(Data records for software interfaces)
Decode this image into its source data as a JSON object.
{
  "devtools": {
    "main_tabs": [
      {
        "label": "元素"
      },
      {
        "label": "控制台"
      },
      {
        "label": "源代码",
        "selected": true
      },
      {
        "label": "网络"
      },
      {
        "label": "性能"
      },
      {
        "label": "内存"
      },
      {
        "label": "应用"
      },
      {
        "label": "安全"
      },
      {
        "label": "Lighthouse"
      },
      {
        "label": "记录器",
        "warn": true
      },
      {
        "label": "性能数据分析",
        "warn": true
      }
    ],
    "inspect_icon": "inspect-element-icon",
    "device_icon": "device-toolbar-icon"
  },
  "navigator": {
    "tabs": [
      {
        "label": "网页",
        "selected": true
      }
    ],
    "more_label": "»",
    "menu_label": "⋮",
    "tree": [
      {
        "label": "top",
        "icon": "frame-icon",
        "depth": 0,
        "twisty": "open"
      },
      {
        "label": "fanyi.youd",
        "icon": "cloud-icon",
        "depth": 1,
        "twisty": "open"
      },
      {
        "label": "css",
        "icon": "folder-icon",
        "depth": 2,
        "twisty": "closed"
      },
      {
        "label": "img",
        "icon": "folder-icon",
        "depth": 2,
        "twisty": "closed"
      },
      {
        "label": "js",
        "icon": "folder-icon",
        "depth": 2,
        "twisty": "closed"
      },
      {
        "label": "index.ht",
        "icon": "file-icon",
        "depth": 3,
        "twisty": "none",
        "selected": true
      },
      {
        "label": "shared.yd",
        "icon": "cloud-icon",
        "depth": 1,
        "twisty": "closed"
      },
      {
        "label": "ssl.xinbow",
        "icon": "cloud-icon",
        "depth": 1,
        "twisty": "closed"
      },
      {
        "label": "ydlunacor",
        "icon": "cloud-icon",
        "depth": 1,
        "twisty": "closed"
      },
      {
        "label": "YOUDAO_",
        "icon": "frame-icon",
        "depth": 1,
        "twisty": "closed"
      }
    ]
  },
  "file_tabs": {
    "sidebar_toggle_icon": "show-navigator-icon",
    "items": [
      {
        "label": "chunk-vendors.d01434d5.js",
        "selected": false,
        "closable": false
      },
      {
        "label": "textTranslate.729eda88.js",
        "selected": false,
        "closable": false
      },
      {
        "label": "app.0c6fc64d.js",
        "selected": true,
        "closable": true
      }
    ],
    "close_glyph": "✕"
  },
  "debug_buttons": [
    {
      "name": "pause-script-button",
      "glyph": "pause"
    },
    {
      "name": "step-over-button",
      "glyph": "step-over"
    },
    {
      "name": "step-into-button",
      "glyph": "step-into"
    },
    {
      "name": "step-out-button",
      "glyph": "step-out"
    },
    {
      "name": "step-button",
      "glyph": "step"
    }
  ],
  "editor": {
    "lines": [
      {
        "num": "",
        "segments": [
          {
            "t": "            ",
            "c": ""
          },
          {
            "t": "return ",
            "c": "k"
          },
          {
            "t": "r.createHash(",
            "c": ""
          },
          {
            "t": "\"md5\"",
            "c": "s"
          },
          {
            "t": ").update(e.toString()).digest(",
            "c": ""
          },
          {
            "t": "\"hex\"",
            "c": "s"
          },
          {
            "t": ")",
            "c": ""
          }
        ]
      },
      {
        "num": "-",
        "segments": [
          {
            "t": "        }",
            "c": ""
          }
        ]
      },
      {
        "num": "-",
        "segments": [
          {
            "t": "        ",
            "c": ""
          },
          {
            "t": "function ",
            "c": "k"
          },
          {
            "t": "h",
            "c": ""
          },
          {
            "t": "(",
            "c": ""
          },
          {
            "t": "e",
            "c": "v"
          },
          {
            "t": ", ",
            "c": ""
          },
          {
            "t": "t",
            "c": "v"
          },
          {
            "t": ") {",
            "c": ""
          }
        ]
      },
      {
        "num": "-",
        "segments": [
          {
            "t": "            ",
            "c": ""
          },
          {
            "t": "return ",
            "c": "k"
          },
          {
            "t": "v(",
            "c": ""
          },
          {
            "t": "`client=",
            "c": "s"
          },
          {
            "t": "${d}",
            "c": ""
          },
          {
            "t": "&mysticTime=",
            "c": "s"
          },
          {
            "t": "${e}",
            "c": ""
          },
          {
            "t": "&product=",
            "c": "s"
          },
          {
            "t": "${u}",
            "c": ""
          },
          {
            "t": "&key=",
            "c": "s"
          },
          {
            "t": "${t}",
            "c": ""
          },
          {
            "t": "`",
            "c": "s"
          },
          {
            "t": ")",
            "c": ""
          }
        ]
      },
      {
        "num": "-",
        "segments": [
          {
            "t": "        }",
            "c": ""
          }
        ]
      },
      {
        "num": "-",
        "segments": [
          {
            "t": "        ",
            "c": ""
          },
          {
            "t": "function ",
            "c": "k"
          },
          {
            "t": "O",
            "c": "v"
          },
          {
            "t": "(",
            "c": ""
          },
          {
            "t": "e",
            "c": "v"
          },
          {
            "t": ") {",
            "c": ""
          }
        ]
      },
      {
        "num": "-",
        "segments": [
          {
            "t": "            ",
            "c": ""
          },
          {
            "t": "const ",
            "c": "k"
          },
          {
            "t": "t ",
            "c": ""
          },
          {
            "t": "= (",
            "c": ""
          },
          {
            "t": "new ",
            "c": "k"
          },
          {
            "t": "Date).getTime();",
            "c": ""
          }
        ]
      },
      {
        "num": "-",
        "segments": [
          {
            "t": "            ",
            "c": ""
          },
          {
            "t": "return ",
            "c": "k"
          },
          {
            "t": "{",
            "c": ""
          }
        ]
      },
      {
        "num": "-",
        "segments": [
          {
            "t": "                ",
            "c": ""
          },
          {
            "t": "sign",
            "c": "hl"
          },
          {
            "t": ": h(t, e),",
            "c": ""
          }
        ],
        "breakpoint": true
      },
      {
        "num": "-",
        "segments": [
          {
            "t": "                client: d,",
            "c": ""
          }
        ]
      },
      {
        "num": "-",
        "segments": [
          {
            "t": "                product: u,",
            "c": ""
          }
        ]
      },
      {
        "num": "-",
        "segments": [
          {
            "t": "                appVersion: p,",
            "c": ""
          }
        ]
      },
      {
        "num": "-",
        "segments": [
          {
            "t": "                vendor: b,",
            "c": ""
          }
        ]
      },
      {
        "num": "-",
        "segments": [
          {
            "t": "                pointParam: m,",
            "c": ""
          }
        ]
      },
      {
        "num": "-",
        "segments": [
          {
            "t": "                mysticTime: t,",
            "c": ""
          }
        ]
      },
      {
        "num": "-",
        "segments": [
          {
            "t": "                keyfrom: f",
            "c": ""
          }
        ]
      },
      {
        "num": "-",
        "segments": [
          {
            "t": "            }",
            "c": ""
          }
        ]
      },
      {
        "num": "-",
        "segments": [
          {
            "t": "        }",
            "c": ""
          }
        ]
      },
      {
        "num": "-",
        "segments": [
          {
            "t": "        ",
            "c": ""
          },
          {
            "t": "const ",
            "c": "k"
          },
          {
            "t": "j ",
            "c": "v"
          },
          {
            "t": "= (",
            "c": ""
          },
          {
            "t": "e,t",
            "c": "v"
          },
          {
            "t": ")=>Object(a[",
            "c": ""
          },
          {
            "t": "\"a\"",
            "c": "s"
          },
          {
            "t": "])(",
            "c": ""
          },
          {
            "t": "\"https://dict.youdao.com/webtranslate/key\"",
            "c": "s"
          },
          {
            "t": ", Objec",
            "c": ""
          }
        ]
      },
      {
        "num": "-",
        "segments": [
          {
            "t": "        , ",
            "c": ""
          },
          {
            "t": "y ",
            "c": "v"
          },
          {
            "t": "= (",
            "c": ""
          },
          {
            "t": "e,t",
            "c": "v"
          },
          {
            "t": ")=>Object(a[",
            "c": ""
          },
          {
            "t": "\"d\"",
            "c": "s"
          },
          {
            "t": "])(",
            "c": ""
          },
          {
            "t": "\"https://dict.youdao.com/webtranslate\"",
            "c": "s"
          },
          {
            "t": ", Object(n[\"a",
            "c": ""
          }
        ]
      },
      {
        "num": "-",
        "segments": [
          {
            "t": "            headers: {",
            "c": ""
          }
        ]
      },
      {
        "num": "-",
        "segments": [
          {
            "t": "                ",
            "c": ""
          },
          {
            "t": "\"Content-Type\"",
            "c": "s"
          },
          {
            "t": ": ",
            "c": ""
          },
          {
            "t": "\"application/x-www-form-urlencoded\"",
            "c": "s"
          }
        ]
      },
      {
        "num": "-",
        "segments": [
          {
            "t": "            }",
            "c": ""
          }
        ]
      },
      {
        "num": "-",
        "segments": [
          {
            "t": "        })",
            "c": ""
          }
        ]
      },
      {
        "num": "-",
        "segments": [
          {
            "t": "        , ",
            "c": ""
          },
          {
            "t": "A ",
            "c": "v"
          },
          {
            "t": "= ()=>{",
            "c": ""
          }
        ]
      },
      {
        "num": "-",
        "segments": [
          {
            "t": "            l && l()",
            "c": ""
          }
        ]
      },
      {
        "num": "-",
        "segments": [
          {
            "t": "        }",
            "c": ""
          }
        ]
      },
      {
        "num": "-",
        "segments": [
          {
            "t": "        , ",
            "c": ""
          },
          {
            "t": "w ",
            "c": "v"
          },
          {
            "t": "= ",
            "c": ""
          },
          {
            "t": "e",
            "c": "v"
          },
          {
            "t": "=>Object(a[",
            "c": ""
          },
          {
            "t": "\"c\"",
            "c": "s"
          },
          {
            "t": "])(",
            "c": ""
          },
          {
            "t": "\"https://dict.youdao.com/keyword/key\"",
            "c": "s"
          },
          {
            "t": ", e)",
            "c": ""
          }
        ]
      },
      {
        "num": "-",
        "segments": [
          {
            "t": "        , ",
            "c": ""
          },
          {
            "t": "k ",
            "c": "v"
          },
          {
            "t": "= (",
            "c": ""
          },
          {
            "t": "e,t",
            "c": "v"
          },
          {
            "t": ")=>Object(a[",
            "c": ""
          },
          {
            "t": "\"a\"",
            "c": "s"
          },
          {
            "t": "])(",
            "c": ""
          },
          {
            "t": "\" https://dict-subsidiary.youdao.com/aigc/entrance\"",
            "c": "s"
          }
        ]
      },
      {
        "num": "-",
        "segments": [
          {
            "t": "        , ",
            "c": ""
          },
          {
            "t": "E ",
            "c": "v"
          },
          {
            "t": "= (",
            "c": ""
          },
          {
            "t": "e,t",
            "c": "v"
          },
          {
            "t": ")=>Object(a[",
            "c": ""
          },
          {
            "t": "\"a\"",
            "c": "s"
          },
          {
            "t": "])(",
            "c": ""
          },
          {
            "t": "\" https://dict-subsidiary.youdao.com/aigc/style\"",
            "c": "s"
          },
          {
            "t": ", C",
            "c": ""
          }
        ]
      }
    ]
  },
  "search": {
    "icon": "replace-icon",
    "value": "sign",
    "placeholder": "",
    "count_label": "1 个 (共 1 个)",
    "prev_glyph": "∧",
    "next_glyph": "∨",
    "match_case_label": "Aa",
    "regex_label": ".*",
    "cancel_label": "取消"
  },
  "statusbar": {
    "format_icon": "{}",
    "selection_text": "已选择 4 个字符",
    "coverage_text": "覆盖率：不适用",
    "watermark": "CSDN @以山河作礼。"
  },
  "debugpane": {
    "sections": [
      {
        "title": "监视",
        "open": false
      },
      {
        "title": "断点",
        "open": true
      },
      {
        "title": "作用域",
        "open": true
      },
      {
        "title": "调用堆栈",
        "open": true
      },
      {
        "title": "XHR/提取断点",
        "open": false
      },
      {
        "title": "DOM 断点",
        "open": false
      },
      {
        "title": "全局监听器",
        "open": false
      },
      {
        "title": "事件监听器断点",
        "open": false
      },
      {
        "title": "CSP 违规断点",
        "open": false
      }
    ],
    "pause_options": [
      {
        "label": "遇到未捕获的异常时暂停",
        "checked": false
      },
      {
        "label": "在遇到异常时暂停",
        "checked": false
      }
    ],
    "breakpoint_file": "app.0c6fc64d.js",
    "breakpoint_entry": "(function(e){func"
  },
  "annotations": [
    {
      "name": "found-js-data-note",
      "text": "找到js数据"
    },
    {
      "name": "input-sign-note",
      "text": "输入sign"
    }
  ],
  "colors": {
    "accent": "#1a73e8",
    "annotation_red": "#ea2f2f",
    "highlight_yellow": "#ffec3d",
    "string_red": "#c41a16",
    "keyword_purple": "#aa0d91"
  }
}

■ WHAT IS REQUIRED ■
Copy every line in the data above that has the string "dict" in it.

■ TASK ANSWER ■
            "t": "\"https://dict.youdao.com/webtranslate/key\"",
            "t": "\"https://dict.youdao.com/webtranslate\"",
            "t": "\"https://dict.youdao.com/keyword/key\"",
            "t": "\" https://dict-subsidiary.youdao.com/aigc/entrance\"",
            "t": "\" https://dict-subsidiary.youdao.com/aigc/style\"",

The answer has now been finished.